[Exercise brief]:
Find every line in the entries that holds the string "outline" and report it.

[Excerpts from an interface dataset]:
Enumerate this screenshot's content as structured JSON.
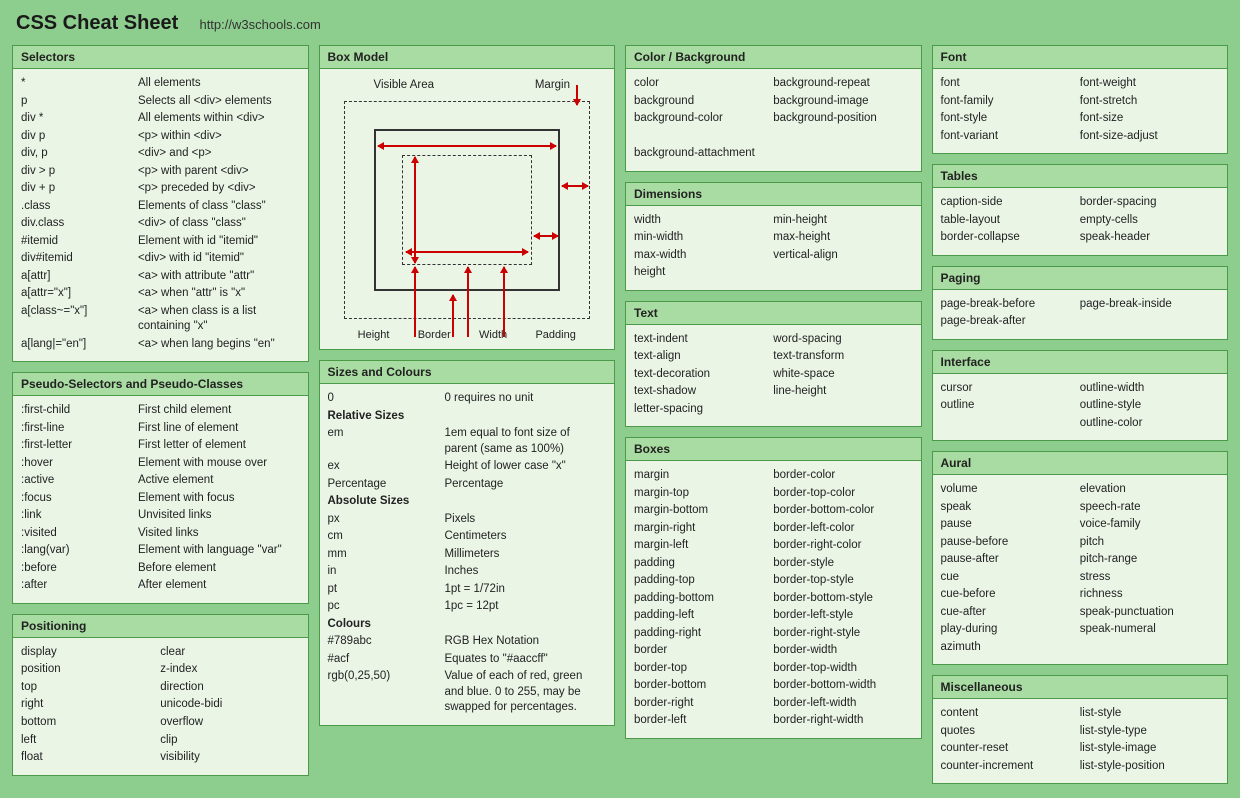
{
  "header": {
    "title": "CSS Cheat Sheet",
    "link": "http://w3schools.com"
  },
  "boxModel": {
    "title": "Box Model",
    "labelsTop": {
      "left": "Visible Area",
      "right": "Margin"
    },
    "labelsBottom": [
      "Height",
      "Border",
      "Width",
      "Padding"
    ]
  },
  "panels": {
    "selectors": {
      "title": "Selectors",
      "rows": [
        [
          "*",
          "All elements"
        ],
        [
          "p",
          "Selects all <div> elements"
        ],
        [
          "div *",
          "All elements within <div>"
        ],
        [
          "div p",
          "<p> within <div>"
        ],
        [
          "div, p",
          "<div> and <p>"
        ],
        [
          "div > p",
          "<p> with parent <div>"
        ],
        [
          "div + p",
          "<p> preceded by <div>"
        ],
        [
          ".class",
          "Elements of class \"class\""
        ],
        [
          "div.class",
          "<div> of class \"class\""
        ],
        [
          "#itemid",
          "Element with id \"itemid\""
        ],
        [
          "div#itemid",
          "<div> with id \"itemid\""
        ],
        [
          "a[attr]",
          "<a> with attribute \"attr\""
        ],
        [
          "a[attr=\"x\"]",
          "<a> when \"attr\" is \"x\""
        ],
        [
          "a[class~=\"x\"]",
          "<a> when class is a list containing \"x\""
        ],
        [
          "a[lang|=\"en\"]",
          "<a> when lang begins \"en\""
        ]
      ]
    },
    "pseudo": {
      "title": "Pseudo-Selectors and Pseudo-Classes",
      "rows": [
        [
          ":first-child",
          "First child element"
        ],
        [
          ":first-line",
          "First line of element"
        ],
        [
          ":first-letter",
          "First letter of element"
        ],
        [
          ":hover",
          "Element with mouse over"
        ],
        [
          ":active",
          "Active element"
        ],
        [
          ":focus",
          "Element with focus"
        ],
        [
          ":link",
          "Unvisited links"
        ],
        [
          ":visited",
          "Visited links"
        ],
        [
          ":lang(var)",
          "Element with language \"var\""
        ],
        [
          ":before",
          "Before element"
        ],
        [
          ":after",
          "After element"
        ]
      ]
    },
    "positioning": {
      "title": "Positioning",
      "left": [
        "display",
        "position",
        "top",
        "right",
        "bottom",
        "left",
        "float"
      ],
      "right": [
        "clear",
        "z-index",
        "direction",
        "unicode-bidi",
        "overflow",
        "clip",
        "visibility"
      ]
    },
    "sizes": {
      "title": "Sizes and Colours",
      "rows": [
        [
          "0",
          "0 requires no unit"
        ],
        [
          "!Relative Sizes",
          ""
        ],
        [
          "em",
          "1em equal to font size of parent (same as 100%)"
        ],
        [
          "ex",
          "Height of lower case \"x\""
        ],
        [
          "Percentage",
          "Percentage"
        ],
        [
          "!Absolute Sizes",
          ""
        ],
        [
          "px",
          "Pixels"
        ],
        [
          "cm",
          "Centimeters"
        ],
        [
          "mm",
          "Millimeters"
        ],
        [
          "in",
          "Inches"
        ],
        [
          "pt",
          "1pt = 1/72in"
        ],
        [
          "pc",
          "1pc = 12pt"
        ],
        [
          "!Colours",
          ""
        ],
        [
          "#789abc",
          "RGB Hex Notation"
        ],
        [
          "#acf",
          "Equates to \"#aaccff\""
        ],
        [
          "rgb(0,25,50)",
          "Value of each of red, green and blue. 0 to 255, may be swapped for percentages."
        ]
      ]
    },
    "colorbg": {
      "title": "Color / Background",
      "left": [
        "color",
        "background",
        "background-color",
        "",
        "background-attachment"
      ],
      "right": [
        "background-repeat",
        "background-image",
        "background-position"
      ]
    },
    "dimensions": {
      "title": "Dimensions",
      "left": [
        "width",
        "min-width",
        "max-width",
        "height"
      ],
      "right": [
        "min-height",
        "max-height",
        "vertical-align"
      ]
    },
    "text": {
      "title": "Text",
      "left": [
        "text-indent",
        "text-align",
        "text-decoration",
        "text-shadow",
        "letter-spacing"
      ],
      "right": [
        "word-spacing",
        "text-transform",
        "white-space",
        "line-height"
      ]
    },
    "boxes": {
      "title": "Boxes",
      "left": [
        "margin",
        "margin-top",
        "margin-bottom",
        "margin-right",
        "margin-left",
        "padding",
        "padding-top",
        "padding-bottom",
        "padding-left",
        "padding-right",
        "border",
        "border-top",
        "border-bottom",
        "border-right",
        "border-left"
      ],
      "right": [
        "border-color",
        "border-top-color",
        "border-bottom-color",
        "border-left-color",
        "border-right-color",
        "border-style",
        "border-top-style",
        "border-bottom-style",
        "border-left-style",
        "border-right-style",
        "border-width",
        "border-top-width",
        "border-bottom-width",
        "border-left-width",
        "border-right-width"
      ]
    },
    "font": {
      "title": "Font",
      "left": [
        "font",
        "font-family",
        "font-style",
        "font-variant"
      ],
      "right": [
        "font-weight",
        "font-stretch",
        "font-size",
        "font-size-adjust"
      ]
    },
    "tables": {
      "title": "Tables",
      "left": [
        "caption-side",
        "table-layout",
        "border-collapse"
      ],
      "right": [
        "border-spacing",
        "empty-cells",
        "speak-header"
      ]
    },
    "paging": {
      "title": "Paging",
      "left": [
        "page-break-before",
        "page-break-after"
      ],
      "right": [
        "page-break-inside"
      ]
    },
    "interface": {
      "title": "Interface",
      "left": [
        "cursor",
        "outline"
      ],
      "right": [
        "outline-width",
        "outline-style",
        "outline-color"
      ]
    },
    "aural": {
      "title": "Aural",
      "left": [
        "volume",
        "speak",
        "pause",
        "pause-before",
        "pause-after",
        "cue",
        "cue-before",
        "cue-after",
        "play-during",
        "azimuth"
      ],
      "right": [
        "elevation",
        "speech-rate",
        "voice-family",
        "pitch",
        "pitch-range",
        "stress",
        "richness",
        "speak-punctuation",
        "speak-numeral"
      ]
    },
    "misc": {
      "title": "Miscellaneous",
      "left": [
        "content",
        "quotes",
        "counter-reset",
        "counter-increment"
      ],
      "right": [
        "list-style",
        "list-style-type",
        "list-style-image",
        "list-style-position"
      ]
    }
  }
}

[Solution to the problem]:
        "outline"
        "outline-width",
        "outline-style",
        "outline-color"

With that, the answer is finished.